Likewise, flight numbers larger than 9000 are usually referred to as ferry flights, that carry no passengers and are used to designate aircraft being repositioned to or from a maintenance base or from one air travel market to another, where it is supposed to start a new commercial flight. Flight numbers starting with 8 are often used for charter flights, but it always depends on the commercial carrier's choice.
List of flight number 1 by airlines
Most flights are non-stop from A to B, and few are from A to B then to C (both A-B and B-C have flight number 1). Aircraft type may change due to operation need.

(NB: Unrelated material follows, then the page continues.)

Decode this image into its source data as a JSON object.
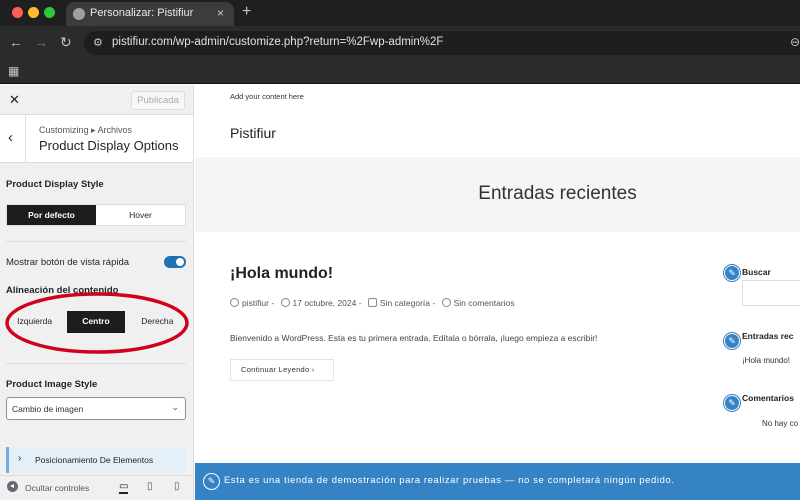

Note*: BA1 stop at Shannon, Ireland only for refueling and all on-board passengers go through the U.S. Immigration and Customer at the meantime.

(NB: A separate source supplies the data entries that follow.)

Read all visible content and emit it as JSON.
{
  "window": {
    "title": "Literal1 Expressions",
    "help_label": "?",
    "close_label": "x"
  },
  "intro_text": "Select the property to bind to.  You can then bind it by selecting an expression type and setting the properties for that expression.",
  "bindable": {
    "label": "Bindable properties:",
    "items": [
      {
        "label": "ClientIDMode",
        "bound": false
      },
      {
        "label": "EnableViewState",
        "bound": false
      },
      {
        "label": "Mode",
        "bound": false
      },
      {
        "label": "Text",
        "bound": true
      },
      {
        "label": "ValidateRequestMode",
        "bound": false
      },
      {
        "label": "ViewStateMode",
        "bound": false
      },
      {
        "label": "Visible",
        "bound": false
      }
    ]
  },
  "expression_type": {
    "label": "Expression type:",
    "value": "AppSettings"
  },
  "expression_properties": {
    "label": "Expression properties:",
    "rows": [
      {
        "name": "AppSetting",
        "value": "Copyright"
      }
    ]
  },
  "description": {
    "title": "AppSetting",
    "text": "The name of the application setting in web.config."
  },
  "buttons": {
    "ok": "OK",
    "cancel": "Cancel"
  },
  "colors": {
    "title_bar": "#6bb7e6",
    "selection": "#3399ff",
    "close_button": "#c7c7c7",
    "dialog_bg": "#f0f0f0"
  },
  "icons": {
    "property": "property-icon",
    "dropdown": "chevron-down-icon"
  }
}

Flight number changes
Flight numbers are often taken out of use after a crash or a serious incident. For example, following the crash of Alaska Airlines Flight 261, the airline changed the flight number for subsequent flights following the same route to 229. Also, American Airlines Flight 77, which regularly flew from Dulles International Airport in Washington, DC, to Los Angeles International Airport, was changed to Flight 149 after the September 11, 2001 attacks. On the other hand, other considerations may lead an airline not to change a flight number; for instance, the aforementioned "flagship" American Airlines Flight 1 retains its designation despite a major accident in 1962. There are at least three instances of flight numbers that have suffered two serious accidents: Flight 253 of Linea Aeropostal Venezolana (both in 1956, the first in June, and the second in November), Flight 869 of United Arab Airlines (the first in 1962 and the second in 1963), and Flight 800 of TWA (the first in 1964 and the second in 1996). Another example of this is the retirement of MH370 and MH371 Of Malaysian Airlines after an aircraft disappeared in 2014.
Flight number conservation
Airline mega mergers, in markets such as the United States, have deemed it necessary to break conventional flight numbering schemes. Organizations such as IATA, ICAO, ARC, as well as CRS systems and the FAA's ATC systems limit flight numbers to four digits (0001 through 9999). The pool of available flight numbers has been outstripped by demand for them by emergent mega-carriers. As such, some carriers have resorted to using the same flight number for back-and-forth flights (e.g. DCA-PBI-DCA), or in other cases carriers have resorted to assigning a single flight number to an eight-leg flight (e.g. ICT-DAL-HOU-MDW-OMA-DEN-ABQ-LAS-BDL).
Note that, although 'flight number' is the term used colloquially, the official term as defined in the Standard Schedules Information Manual (SSIM) published annually by the International Air Transport Association (IATA) Schedules Information Standards Committee (SISC), is flight designator. Officially the term 'flight number' refers to the numeric part (up to four digits) of a flight code. For example, in the flight codes BA2490 and BA2491A, "2490" and "2491" are flight numbers. Even within the airline and airport industry, it is common to use the colloquial term rather than the official term.
Flight numbers are also sometimes used for spacecraft, though a flight number for an expendable rocket (say, Ariane 5 Flight 501) might more reasonably be called the serial number of the vehicle used, since an expendable rocket can only be launched once. Space Shuttle missions used numbers with the STS prefix, for example, STS-93.